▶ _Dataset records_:
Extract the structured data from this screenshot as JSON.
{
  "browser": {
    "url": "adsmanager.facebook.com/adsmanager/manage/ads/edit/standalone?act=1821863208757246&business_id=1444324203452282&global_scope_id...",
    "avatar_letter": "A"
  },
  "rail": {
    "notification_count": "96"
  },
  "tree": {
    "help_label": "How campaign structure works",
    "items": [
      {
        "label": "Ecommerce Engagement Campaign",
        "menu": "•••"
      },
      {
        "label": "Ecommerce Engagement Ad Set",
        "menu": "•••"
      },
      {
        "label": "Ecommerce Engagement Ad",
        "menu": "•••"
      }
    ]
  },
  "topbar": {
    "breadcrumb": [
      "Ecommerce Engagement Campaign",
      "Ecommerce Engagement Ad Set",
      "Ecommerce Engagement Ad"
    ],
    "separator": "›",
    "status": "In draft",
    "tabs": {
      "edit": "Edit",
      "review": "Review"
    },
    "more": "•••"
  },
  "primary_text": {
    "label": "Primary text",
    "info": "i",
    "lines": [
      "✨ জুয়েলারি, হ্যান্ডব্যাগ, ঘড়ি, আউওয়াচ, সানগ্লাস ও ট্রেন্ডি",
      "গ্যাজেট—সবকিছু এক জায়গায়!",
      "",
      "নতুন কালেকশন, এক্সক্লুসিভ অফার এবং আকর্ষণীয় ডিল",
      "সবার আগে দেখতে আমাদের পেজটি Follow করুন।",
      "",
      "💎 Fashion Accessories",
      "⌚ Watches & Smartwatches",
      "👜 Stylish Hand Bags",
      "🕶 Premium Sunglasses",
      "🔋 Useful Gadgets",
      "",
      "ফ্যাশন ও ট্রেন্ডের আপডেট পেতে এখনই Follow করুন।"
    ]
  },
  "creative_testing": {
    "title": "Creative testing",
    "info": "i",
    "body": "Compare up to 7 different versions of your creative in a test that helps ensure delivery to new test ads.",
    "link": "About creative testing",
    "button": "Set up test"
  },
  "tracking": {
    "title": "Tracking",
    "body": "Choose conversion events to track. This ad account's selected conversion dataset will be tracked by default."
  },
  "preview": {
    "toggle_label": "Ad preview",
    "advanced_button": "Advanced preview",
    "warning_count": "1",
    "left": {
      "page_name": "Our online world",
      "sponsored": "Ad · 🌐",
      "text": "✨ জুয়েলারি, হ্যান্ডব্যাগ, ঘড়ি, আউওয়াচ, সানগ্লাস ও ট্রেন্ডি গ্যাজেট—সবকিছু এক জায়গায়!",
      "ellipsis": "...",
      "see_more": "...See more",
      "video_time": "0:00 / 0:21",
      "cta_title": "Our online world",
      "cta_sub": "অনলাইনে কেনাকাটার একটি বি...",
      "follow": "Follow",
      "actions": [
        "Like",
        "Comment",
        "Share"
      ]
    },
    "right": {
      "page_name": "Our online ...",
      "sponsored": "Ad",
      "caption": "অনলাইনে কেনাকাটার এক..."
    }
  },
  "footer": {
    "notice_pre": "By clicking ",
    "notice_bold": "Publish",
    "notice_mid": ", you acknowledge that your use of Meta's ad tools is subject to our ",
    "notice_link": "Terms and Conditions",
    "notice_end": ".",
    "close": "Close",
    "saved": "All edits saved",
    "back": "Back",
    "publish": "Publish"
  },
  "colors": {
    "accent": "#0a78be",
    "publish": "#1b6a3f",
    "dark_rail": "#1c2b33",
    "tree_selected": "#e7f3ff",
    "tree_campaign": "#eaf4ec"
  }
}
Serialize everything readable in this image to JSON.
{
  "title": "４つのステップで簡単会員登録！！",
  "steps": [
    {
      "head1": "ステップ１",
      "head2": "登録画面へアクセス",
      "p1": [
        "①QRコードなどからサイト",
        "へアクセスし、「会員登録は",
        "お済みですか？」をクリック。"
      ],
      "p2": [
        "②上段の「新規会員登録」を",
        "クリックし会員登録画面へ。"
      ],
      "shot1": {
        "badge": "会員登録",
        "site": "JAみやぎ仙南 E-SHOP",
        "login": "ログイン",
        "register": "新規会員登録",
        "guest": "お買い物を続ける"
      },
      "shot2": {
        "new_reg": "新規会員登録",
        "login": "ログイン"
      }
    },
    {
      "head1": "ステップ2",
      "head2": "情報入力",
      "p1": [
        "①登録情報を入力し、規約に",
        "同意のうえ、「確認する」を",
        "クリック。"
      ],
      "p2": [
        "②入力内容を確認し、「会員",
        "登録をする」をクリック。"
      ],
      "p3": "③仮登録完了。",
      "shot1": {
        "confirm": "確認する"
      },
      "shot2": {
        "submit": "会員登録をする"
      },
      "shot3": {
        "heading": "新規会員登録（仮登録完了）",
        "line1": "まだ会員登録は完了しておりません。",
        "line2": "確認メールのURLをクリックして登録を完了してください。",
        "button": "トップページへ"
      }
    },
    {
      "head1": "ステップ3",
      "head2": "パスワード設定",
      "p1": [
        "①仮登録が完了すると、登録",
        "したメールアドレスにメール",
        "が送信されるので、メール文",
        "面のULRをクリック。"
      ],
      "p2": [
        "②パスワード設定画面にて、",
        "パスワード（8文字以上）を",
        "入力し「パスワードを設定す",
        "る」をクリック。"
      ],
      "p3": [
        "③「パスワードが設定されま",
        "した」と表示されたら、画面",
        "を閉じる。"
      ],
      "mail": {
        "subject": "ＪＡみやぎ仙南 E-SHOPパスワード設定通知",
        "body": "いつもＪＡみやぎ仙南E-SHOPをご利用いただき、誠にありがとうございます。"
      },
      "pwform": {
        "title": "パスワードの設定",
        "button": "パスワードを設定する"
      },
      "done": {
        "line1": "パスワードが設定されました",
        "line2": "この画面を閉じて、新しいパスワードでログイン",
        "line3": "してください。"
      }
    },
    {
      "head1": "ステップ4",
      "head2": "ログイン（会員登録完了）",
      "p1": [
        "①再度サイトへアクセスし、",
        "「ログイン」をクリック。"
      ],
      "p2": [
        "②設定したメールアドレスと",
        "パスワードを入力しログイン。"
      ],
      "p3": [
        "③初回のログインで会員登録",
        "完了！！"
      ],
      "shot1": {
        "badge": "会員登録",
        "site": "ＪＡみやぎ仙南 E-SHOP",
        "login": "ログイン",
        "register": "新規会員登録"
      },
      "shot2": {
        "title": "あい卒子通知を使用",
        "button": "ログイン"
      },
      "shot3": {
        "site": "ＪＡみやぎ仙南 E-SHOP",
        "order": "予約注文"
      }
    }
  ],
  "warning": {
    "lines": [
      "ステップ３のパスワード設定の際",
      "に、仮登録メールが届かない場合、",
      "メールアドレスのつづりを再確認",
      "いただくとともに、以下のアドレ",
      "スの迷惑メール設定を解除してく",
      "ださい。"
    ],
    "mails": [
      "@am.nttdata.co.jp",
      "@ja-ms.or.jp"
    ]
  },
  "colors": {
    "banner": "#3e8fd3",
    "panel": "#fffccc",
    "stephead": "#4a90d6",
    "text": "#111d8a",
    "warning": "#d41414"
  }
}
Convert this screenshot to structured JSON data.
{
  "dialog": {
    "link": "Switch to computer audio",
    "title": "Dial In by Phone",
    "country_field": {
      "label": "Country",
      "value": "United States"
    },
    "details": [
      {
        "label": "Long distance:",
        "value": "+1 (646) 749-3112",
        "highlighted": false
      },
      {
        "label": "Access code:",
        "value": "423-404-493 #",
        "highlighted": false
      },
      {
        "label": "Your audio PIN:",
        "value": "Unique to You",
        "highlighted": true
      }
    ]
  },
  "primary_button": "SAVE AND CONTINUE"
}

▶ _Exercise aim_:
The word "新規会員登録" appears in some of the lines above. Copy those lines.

▶ _Written reply_:
        "②上段の「新規会員登録」を",
        "register": "新規会員登録",
        "new_reg": "新規会員登録",
        "heading": "新規会員登録（仮登録完了）",
        "register": "新規会員登録"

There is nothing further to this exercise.